→ **Activity**
A faithful copy of the whole listing is the goal. Match it exactly.

→ **Data for the task**

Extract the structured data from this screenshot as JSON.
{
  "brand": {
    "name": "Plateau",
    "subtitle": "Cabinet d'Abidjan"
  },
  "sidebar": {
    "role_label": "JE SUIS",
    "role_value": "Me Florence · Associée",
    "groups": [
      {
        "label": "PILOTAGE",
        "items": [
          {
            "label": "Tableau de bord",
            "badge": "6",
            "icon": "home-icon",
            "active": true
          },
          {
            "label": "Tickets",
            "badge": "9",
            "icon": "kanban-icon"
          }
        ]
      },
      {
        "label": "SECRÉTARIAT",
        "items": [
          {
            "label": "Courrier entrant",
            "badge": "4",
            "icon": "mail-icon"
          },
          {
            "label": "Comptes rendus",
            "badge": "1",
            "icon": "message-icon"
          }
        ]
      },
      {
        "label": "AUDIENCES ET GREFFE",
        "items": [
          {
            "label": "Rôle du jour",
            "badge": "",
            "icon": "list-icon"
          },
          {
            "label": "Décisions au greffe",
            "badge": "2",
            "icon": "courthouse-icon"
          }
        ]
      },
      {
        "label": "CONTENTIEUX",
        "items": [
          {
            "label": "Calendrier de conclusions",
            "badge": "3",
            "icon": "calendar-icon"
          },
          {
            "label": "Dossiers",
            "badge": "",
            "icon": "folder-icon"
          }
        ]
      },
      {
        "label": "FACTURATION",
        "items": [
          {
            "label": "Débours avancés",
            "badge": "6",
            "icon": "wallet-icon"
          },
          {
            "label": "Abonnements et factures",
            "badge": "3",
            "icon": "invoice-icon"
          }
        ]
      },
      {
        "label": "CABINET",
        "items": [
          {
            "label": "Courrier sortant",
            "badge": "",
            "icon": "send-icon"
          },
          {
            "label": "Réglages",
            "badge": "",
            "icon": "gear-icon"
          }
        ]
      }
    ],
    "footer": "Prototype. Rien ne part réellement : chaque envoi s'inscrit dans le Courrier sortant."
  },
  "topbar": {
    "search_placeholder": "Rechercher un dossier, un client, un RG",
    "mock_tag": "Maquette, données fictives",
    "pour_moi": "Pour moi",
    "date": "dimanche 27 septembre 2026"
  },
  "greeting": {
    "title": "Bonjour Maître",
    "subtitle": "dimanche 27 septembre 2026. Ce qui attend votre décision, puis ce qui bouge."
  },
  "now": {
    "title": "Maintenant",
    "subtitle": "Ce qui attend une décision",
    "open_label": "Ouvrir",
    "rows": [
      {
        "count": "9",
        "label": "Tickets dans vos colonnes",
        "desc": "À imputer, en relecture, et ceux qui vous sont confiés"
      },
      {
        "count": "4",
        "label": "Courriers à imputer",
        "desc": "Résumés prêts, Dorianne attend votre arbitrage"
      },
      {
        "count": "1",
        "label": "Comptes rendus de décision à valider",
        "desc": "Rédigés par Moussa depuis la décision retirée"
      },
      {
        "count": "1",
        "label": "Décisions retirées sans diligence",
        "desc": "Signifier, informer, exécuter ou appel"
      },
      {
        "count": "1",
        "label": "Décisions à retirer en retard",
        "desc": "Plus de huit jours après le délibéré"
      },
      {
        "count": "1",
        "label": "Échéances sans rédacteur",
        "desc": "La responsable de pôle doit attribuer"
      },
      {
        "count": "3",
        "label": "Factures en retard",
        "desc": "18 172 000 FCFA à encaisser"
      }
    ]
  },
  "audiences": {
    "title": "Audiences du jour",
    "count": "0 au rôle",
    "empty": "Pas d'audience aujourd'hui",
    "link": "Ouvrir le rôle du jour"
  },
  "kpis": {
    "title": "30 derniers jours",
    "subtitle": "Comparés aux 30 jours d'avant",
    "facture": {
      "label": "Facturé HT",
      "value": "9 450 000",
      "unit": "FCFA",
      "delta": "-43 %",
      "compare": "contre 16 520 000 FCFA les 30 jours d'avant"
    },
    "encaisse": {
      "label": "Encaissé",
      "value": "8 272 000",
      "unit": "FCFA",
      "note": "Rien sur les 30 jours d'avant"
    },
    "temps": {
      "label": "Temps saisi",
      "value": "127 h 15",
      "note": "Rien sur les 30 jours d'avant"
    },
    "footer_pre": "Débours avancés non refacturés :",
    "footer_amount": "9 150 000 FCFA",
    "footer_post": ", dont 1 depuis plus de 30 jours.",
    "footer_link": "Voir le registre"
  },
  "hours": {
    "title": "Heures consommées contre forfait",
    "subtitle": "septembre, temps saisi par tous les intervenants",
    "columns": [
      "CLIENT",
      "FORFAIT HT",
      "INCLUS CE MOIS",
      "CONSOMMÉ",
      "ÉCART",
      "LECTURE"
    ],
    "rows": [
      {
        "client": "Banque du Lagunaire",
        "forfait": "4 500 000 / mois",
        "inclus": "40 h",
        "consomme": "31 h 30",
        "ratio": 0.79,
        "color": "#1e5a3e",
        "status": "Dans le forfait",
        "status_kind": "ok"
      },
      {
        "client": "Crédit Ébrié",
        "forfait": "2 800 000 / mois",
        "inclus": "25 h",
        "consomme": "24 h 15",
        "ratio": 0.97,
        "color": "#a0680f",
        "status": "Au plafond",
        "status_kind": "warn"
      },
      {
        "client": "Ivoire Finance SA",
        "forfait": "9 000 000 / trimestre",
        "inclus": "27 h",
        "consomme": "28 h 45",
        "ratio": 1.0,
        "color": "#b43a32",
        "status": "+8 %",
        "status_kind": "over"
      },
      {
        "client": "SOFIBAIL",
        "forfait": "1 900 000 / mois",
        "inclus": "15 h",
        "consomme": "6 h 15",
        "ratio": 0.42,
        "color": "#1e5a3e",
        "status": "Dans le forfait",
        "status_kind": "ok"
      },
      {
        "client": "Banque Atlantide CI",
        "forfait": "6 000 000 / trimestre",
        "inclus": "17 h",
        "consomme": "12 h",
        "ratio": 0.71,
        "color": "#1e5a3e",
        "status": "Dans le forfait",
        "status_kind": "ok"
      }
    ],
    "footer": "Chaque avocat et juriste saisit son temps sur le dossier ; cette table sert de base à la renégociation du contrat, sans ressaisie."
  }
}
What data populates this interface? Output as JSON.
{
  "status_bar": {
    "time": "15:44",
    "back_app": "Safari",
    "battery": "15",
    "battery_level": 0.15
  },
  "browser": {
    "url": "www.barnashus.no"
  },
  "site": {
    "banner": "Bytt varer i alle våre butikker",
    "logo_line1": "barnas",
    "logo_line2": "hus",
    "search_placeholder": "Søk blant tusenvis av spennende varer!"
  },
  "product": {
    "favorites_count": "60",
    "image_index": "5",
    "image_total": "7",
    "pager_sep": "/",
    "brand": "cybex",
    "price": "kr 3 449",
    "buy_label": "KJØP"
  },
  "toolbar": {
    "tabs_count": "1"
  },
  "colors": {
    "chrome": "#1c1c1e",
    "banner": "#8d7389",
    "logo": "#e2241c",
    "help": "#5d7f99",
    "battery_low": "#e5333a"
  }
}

→ **Answer below**
Extract the structured data from this screenshot as JSON.
{
  "brand": {
    "name": "Plateau",
    "subtitle": "Cabinet d'Abidjan"
  },
  "sidebar": {
    "role_label": "JE SUIS",
    "role_value": "Me Florence · Associée",
    "groups": [
      {
        "label": "PILOTAGE",
        "items": [
          {
            "label": "Tableau de bord",
            "badge": "6",
            "icon": "home-icon",
            "active": true
          },
          {
            "label": "Tickets",
            "badge": "9",
            "icon": "kanban-icon"
          }
        ]
      },
      {
        "label": "SECRÉTARIAT",
        "items": [
          {
            "label": "Courrier entrant",
            "badge": "4",
            "icon": "mail-icon"
          },
          {
            "label": "Comptes rendus",
            "badge": "1",
            "icon": "message-icon"
          }
        ]
      },
      {
        "label": "AUDIENCES ET GREFFE",
        "items": [
          {
            "label": "Rôle du jour",
            "badge": "",
            "icon": "list-icon"
          },
          {
            "label": "Décisions au greffe",
            "badge": "2",
            "icon": "courthouse-icon"
          }
        ]
      },
      {
        "label": "CONTENTIEUX",
        "items": [
          {
            "label": "Calendrier de conclusions",
            "badge": "3",
            "icon": "calendar-icon"
          },
          {
            "label": "Dossiers",
            "badge": "",
            "icon": "folder-icon"
          }
        ]
      },
      {
        "label": "FACTURATION",
        "items": [
          {
            "label": "Débours avancés",
            "badge": "6",
            "icon": "wallet-icon"
          },
          {
            "label": "Abonnements et factures",
            "badge": "3",
            "icon": "invoice-icon"
          }
        ]
      },
      {
        "label": "CABINET",
        "items": [
          {
            "label": "Courrier sortant",
            "badge": "",
            "icon": "send-icon"
          },
          {
            "label": "Réglages",
            "badge": "",
            "icon": "gear-icon"
          }
        ]
      }
    ],
    "footer": "Prototype. Rien ne part réellement : chaque envoi s'inscrit dans le Courrier sortant."
  },
  "topbar": {
    "search_placeholder": "Rechercher un dossier, un client, un RG",
    "mock_tag": "Maquette, données fictives",
    "pour_moi": "Pour moi",
    "date": "dimanche 27 septembre 2026"
  },
  "greeting": {
    "title": "Bonjour Maître",
    "subtitle": "dimanche 27 septembre 2026. Ce qui attend votre décision, puis ce qui bouge."
  },
  "now": {
    "title": "Maintenant",
    "subtitle": "Ce qui attend une décision",
    "open_label": "Ouvrir",
    "rows": [
      {
        "count": "9",
        "label": "Tickets dans vos colonnes",
        "desc": "À imputer, en relecture, et ceux qui vous sont confiés"
      },
      {
        "count": "4",
        "label": "Courriers à imputer",
        "desc": "Résumés prêts, Dorianne attend votre arbitrage"
      },
      {
        "count": "1",
        "label": "Comptes rendus de décision à valider",
        "desc": "Rédigés par Moussa depuis la décision retirée"
      },
      {
        "count": "1",
        "label": "Décisions retirées sans diligence",
        "desc": "Signifier, informer, exécuter ou appel"
      },
      {
        "count": "1",
        "label": "Décisions à retirer en retard",
        "desc": "Plus de huit jours après le délibéré"
      },
      {
        "count": "1",
        "label": "Échéances sans rédacteur",
        "desc": "La responsable de pôle doit attribuer"
      },
      {
        "count": "3",
        "label": "Factures en retard",
        "desc": "18 172 000 FCFA à encaisser"
      }
    ]
  },
  "audiences": {
    "title": "Audiences du jour",
    "count": "0 au rôle",
    "empty": "Pas d'audience aujourd'hui",
    "link": "Ouvrir le rôle du jour"
  },
  "kpis": {
    "title": "30 derniers jours",
    "subtitle": "Comparés aux 30 jours d'avant",
    "facture": {
      "label": "Facturé HT",
      "value": "9 450 000",
      "unit": "FCFA",
      "delta": "-43 %",
      "compare": "contre 16 520 000 FCFA les 30 jours d'avant"
    },
    "encaisse": {
      "label": "Encaissé",
      "value": "8 272 000",
      "unit": "FCFA",
      "note": "Rien sur les 30 jours d'avant"
    },
    "temps": {
      "label": "Temps saisi",
      "value": "127 h 15",
      "note": "Rien sur les 30 jours d'avant"
    },
    "footer_pre": "Débours avancés non refacturés :",
    "footer_amount": "9 150 000 FCFA",
    "footer_post": ", dont 1 depuis plus de 30 jours.",
    "footer_link": "Voir le registre"
  },
  "hours": {
    "title": "Heures consommées contre forfait",
    "subtitle": "septembre, temps saisi par tous les intervenants",
    "columns": [
      "CLIENT",
      "FORFAIT HT",
      "INCLUS CE MOIS",
      "CONSOMMÉ",
      "ÉCART",
      "LECTURE"
    ],
    "rows": [
      {
        "client": "Banque du Lagunaire",
        "forfait": "4 500 000 / mois",
        "inclus": "40 h",
        "consomme": "31 h 30",
        "ratio": 0.79,
        "color": "#1e5a3e",
        "status": "Dans le forfait",
        "status_kind": "ok"
      },
      {
        "client": "Crédit Ébrié",
        "forfait": "2 800 000 / mois",
        "inclus": "25 h",
        "consomme": "24 h 15",
        "ratio": 0.97,
        "color": "#a0680f",
        "status": "Au plafond",
        "status_kind": "warn"
      },
      {
        "client": "Ivoire Finance SA",
        "forfait": "9 000 000 / trimestre",
        "inclus": "27 h",
        "consomme": "28 h 45",
        "ratio": 1.0,
        "color": "#b43a32",
        "status": "+8 %",
        "status_kind": "over"
      },
      {
        "client": "SOFIBAIL",
        "forfait": "1 900 000 / mois",
        "inclus": "15 h",
        "consomme": "6 h 15",
        "ratio": 0.42,
        "color": "#1e5a3e",
        "status": "Dans le forfait",
        "status_kind": "ok"
      },
      {
        "client": "Banque Atlantide CI",
        "forfait": "6 000 000 / trimestre",
        "inclus": "17 h",
        "consomme": "12 h",
        "ratio": 0.71,
        "color": "#1e5a3e",
        "status": "Dans le forfait",
        "status_kind": "ok"
      }
    ],
    "footer": "Chaque avocat et juriste saisit son temps sur le dossier ; cette table sert de base à la renégociation du contrat, sans ressaisie."
  }
}
What data populates this interface? Output as JSON.
{
  "status_bar": {
    "time": "15:44",
    "back_app": "Safari",
    "battery": "15",
    "battery_level": 0.15
  },
  "browser": {
    "url": "www.barnashus.no"
  },
  "site": {
    "banner": "Bytt varer i alle våre butikker",
    "logo_line1": "barnas",
    "logo_line2": "hus",
    "search_placeholder": "Søk blant tusenvis av spennende varer!"
  },
  "product": {
    "favorites_count": "60",
    "image_index": "5",
    "image_total": "7",
    "pager_sep": "/",
    "brand": "cybex",
    "price": "kr 3 449",
    "buy_label": "KJØP"
  },
  "toolbar": {
    "tabs_count": "1"
  },
  "colors": {
    "chrome": "#1c1c1e",
    "banner": "#8d7389",
    "logo": "#e2241c",
    "help": "#5d7f99",
    "battery_low": "#e5333a"
  }
}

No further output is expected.